If you have exams coming up, organise your study time with a revision timetable. Whether you plan to start studying six months or six hours in advance, a revision timetable will allow you to map out your study time effectively. Use it as a tool for planning ahead and tracking your progress.
- Skill level:
Other People Are Reading
Draw out your timetable. This can be structured by day, week or month and can include specific subjects and dates. You can hand-draw your timetable on a sheet of paper or card stock, or you can use a computer spreadsheet. Alternatively, download a blank timetable (see Resources).
Fill in any important times and dates. These will include any school revision sessions and the dates of your exam(s). Also include any regular commitments you have, such as part-time work or an upcoming family celebration. Any definite times when you will not be able to revise should be noted.
Decide how much time you want to dedicate to revision and add to the timetable. Consider your best time for revision, such as early morning or evening, and allow time for short breaks. Be realistic with your revision periods and don't overwork yourself.
Allocate subjects to your revision periods. Start with all the subjects you need to study and then break it down into topics. It may help to allocate more time to weaker subjects and less time to your stronger areas.
Finish your timetable. Display it somewhere prominent or carry it around with you.

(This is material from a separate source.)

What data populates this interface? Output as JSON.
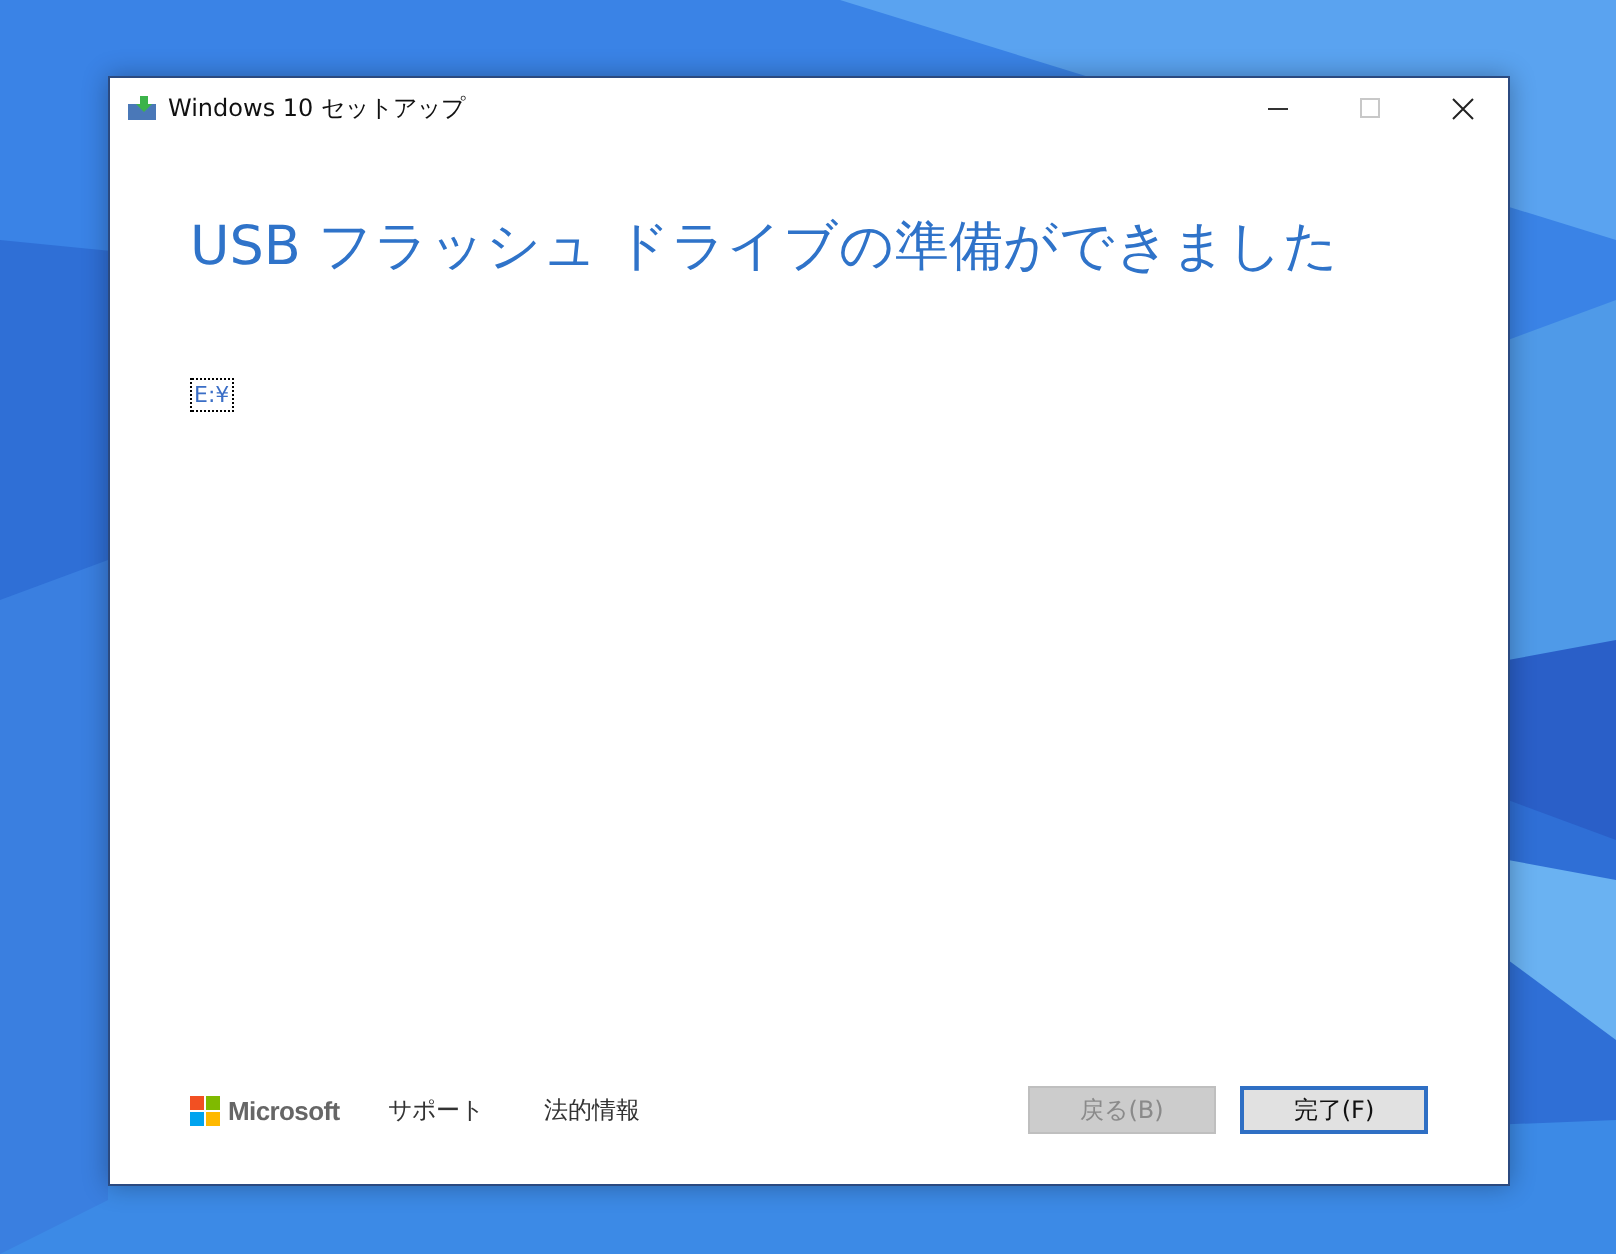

Remember that your timetable will work only if you stick to it.
Tips and warnings
- Update your timetable with new commitments when they come up.
- Vary your revision subjects to keep yourself interested and motivated.

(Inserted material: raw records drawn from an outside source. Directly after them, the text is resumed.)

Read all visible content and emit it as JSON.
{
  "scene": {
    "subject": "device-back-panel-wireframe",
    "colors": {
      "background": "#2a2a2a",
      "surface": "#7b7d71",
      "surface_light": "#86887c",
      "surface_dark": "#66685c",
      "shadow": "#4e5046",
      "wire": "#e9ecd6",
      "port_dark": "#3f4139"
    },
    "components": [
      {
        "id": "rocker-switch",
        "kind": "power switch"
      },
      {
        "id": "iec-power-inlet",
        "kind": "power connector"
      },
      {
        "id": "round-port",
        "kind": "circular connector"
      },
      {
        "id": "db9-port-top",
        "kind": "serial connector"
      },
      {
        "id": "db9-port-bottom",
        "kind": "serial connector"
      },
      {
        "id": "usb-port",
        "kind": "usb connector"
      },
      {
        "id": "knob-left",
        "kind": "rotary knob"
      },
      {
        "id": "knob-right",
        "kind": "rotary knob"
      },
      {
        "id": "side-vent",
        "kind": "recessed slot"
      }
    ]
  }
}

- Don't spend too much time designing your timetable; concentrate on your revision.
- 20 of the funniest online reviews ever
- 14 Biggest lies people tell in online dating sites
- Hilarious things Google thinks you're trying to search for